*Instructions for the task*. Once you know how many lines below hold "Caps", reply with that number and add nothing.

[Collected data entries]

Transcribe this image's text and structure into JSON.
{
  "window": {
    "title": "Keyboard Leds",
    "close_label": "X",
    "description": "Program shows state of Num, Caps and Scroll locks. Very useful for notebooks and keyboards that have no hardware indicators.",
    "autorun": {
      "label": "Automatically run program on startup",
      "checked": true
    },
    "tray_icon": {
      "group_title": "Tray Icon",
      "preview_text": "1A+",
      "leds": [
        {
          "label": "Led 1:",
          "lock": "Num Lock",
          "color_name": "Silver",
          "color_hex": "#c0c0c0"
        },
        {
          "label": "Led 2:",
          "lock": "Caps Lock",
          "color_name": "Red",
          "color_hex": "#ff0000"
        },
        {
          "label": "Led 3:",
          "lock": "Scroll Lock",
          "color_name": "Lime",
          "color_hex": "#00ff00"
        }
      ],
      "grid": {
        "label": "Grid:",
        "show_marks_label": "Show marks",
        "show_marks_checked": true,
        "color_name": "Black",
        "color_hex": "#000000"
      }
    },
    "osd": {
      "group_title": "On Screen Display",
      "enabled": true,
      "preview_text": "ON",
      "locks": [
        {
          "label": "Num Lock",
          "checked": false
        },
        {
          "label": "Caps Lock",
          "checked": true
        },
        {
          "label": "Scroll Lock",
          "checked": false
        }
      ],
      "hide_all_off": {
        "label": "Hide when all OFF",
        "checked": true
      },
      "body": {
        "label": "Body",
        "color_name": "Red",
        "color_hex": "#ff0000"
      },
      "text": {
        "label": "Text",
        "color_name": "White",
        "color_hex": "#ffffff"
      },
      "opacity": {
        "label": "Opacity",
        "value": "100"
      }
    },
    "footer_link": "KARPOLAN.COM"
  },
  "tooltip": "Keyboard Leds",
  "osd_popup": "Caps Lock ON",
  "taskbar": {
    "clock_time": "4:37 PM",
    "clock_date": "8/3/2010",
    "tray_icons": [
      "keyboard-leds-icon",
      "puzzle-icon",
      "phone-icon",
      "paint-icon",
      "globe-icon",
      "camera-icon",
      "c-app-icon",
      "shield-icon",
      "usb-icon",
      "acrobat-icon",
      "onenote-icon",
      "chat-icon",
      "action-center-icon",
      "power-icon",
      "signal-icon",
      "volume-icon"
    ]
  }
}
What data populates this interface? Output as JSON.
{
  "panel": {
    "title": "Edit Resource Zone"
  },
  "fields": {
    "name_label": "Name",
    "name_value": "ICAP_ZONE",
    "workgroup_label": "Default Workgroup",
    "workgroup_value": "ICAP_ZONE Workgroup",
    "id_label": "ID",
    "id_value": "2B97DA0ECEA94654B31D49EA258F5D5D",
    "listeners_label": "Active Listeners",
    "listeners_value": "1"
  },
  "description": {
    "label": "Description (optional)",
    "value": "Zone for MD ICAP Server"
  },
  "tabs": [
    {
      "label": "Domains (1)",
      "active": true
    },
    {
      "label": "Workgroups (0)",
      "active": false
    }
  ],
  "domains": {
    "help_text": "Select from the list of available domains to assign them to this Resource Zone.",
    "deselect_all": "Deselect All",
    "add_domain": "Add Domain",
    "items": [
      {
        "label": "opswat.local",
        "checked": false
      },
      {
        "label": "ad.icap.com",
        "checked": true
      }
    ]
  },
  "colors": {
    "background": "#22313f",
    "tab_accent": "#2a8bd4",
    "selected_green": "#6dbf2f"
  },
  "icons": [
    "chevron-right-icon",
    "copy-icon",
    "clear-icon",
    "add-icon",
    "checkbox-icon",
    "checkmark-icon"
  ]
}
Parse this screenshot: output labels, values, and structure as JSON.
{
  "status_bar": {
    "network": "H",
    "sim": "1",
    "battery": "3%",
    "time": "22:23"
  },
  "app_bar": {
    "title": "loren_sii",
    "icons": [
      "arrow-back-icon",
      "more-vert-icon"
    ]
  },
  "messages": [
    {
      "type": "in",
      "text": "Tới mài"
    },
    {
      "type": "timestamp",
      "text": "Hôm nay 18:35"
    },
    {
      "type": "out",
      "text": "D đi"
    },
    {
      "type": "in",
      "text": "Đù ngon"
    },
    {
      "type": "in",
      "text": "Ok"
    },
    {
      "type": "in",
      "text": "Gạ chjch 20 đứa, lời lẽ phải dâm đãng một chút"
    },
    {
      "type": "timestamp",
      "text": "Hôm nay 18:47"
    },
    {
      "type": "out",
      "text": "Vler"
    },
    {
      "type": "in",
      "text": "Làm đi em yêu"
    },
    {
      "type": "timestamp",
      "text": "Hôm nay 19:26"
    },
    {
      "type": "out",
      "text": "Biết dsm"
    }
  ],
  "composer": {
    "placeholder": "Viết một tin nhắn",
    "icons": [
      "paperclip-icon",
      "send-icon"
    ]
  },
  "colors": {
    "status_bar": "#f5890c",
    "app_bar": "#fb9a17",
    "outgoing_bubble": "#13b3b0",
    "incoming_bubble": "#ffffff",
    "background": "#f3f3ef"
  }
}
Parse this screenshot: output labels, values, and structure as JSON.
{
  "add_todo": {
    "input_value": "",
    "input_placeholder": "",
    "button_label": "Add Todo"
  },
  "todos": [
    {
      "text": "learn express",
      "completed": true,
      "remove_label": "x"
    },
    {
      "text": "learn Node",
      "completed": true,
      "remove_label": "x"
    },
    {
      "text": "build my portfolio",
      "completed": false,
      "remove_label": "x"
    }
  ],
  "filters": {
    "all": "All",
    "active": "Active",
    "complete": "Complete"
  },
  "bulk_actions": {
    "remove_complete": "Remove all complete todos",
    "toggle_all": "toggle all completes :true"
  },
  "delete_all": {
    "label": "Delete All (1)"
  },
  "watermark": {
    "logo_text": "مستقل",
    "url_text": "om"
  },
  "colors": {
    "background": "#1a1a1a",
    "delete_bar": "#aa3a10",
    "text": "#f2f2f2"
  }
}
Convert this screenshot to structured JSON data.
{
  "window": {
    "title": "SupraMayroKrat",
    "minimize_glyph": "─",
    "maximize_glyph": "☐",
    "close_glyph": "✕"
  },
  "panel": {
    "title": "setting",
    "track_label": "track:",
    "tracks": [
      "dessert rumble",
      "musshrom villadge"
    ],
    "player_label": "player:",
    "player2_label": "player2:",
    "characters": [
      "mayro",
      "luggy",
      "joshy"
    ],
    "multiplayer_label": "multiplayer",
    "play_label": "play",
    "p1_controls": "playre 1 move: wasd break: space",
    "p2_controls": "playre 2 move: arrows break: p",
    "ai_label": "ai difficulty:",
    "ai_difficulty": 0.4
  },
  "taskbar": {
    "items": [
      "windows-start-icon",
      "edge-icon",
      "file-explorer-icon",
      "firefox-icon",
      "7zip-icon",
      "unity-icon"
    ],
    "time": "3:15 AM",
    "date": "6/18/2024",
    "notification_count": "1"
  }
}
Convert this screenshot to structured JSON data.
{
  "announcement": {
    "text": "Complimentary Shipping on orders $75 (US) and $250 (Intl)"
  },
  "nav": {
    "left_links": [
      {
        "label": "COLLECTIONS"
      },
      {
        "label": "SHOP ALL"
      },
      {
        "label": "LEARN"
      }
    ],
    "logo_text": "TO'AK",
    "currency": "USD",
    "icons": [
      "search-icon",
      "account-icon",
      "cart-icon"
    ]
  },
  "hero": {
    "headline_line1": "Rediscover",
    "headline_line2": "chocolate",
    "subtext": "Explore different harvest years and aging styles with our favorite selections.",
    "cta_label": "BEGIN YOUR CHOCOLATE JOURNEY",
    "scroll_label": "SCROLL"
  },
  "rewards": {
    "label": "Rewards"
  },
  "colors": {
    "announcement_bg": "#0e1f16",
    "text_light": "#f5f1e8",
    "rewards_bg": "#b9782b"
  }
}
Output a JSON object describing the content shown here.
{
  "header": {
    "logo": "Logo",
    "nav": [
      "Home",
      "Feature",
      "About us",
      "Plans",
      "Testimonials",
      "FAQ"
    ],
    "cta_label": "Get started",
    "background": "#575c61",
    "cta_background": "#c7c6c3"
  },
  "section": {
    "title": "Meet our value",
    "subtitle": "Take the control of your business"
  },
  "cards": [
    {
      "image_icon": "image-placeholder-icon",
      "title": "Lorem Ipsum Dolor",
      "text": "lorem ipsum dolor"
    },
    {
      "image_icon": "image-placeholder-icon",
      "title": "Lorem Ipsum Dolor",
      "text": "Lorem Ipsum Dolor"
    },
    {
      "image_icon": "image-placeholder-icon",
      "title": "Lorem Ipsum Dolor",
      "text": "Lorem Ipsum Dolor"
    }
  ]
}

*Answer*. 4